In a victory for the government agency, Judge Vaughn Walker advised Oracle to turn over customer discount forms that company executives had approved. The Justice Department says the forms are crucial in demonstrating that Oracle offered steep discounts when competing against PeopleSoft and SAP for deals.
"I agree with the (Justice Department)...that these forms are highly relevant and should be produced promptly," Walker said at the U.S. District Court of Northern California in San Francisco.
He advised the two parties to hold discussions on the appropriate number of forms to turn over and to discuss their progress during a telephone conference next week.
However, Oracle was successful in persuading the judge to accept its argument to give two of its in-house lawyers access to highly sensitive information from third parties in the case.

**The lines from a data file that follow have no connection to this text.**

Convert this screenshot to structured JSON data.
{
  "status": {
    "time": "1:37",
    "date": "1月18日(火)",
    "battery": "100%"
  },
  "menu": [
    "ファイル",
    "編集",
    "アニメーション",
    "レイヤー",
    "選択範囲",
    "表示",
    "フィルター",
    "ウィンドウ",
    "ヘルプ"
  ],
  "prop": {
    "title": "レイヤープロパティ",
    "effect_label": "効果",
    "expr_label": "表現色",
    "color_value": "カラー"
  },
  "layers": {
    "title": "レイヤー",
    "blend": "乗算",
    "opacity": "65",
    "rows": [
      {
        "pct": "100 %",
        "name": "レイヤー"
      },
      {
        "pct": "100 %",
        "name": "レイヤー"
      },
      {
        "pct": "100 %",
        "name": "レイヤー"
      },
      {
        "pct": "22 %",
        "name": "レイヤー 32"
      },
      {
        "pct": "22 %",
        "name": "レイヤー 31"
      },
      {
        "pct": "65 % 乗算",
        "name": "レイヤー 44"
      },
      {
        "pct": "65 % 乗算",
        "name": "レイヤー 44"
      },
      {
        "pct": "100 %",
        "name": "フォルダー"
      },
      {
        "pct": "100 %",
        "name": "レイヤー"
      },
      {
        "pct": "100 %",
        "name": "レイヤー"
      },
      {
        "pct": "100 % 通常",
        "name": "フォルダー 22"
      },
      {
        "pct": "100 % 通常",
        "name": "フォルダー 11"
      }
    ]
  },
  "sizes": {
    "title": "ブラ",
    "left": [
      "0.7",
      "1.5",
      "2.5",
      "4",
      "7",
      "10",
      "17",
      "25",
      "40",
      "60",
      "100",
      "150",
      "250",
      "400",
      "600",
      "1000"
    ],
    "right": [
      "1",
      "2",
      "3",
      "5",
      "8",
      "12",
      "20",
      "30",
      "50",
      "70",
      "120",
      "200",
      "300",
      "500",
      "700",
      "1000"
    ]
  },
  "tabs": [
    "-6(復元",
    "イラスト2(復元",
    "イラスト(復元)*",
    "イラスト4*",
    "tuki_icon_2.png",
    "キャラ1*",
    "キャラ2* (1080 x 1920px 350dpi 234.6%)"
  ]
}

The Justice Department had sought to create a two-tier system, in which Oracle's outside attorneys could review all documents while its in-house attorneys would be prevented from viewing material deemed highly confidential.
"I would find a two-tier system offensive in the way it treats in-house counsel. I don't want them to be treated like second-class citizens," Judge Walker said. "By the same token, it's important in the public interest that people who provide information to the government feel it will be kept confidential."
The judge ordered the Justice Department to hand over the third-party documents to Oracle but did allow any third party, such as a customer or competitor, to lobby the court within five business days to black out sensitive material.
Justice Department representatives said it would be unlikely that Oracle's in-house attorneys would be able to view the "highly confidential" documents before the five days had passed.
Themarked the first court appearance for both the Justice Department and Oracle in the closely watched case. Last month, the agency . The business software maker responded that it would fight the Justice Department's decision.
Oracle needs to gain approval from the U.S. courts to move forward with the bid and must clear an.